*WHAT IS NEEDED*:
Check every line of the data for the word "completely", and copy those that have it.

[Web page and app entries]
_____

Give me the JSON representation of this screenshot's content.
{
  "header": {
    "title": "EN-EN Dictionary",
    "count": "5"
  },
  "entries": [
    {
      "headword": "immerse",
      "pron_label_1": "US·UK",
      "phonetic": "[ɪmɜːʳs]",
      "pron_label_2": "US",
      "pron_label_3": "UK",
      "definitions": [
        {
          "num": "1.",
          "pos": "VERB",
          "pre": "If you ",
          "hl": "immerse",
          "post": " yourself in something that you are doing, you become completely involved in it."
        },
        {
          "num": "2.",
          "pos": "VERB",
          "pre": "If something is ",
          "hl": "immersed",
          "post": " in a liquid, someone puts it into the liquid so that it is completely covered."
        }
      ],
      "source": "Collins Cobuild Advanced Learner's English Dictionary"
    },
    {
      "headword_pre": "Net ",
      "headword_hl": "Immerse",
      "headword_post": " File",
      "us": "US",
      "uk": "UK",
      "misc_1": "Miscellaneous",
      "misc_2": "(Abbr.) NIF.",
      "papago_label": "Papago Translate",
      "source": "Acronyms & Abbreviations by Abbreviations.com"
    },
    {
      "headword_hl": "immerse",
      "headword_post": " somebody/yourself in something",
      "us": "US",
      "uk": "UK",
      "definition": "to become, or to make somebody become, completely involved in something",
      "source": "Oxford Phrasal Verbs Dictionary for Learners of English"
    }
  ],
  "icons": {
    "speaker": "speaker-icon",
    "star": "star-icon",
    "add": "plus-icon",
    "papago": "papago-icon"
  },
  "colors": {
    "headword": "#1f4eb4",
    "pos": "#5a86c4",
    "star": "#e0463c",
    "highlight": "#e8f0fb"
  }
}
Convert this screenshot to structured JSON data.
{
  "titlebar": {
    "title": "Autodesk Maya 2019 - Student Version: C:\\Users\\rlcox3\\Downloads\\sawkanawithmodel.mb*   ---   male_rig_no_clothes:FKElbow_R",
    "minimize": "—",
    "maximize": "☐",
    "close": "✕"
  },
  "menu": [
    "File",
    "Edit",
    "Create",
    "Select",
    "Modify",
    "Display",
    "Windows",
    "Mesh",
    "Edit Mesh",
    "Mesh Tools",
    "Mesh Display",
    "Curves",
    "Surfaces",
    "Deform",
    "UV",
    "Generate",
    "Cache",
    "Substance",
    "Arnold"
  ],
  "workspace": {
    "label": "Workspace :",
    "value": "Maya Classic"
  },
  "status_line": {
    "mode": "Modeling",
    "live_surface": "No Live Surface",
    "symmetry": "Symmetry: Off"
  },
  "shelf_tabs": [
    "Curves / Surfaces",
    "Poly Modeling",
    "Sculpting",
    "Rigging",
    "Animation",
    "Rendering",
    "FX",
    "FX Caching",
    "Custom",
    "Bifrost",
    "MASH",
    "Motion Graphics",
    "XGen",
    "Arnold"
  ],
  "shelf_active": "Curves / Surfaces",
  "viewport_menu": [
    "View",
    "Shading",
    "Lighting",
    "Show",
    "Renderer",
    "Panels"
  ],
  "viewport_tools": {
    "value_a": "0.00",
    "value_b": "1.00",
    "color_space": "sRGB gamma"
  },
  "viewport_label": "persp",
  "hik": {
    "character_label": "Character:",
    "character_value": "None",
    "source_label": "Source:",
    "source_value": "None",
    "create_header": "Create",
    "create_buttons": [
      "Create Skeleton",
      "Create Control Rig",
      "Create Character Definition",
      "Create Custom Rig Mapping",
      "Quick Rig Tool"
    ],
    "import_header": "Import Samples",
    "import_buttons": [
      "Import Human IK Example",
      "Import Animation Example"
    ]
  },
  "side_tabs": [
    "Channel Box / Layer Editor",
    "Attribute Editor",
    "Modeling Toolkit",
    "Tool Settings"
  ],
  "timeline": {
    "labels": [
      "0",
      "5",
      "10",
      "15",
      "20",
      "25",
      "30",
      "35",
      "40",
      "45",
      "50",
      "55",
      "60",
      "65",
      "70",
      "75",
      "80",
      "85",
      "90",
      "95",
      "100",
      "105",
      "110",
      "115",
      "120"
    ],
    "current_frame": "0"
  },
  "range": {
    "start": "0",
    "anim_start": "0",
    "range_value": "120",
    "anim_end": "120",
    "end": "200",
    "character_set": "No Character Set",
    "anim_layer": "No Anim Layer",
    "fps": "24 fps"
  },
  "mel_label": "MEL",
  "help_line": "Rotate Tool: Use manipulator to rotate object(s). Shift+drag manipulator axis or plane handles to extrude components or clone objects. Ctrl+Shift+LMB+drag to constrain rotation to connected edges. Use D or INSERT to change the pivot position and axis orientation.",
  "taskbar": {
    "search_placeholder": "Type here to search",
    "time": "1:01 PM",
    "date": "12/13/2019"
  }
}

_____

*RESULT OF THE EXERCISE*:
          "post": " yourself in something that you are doing, you become completely involved in it."
          "post": " in a liquid, someone puts it into the liquid so that it is completely covered."
      "definition": "to become, or to make somebody become, completely involved in something",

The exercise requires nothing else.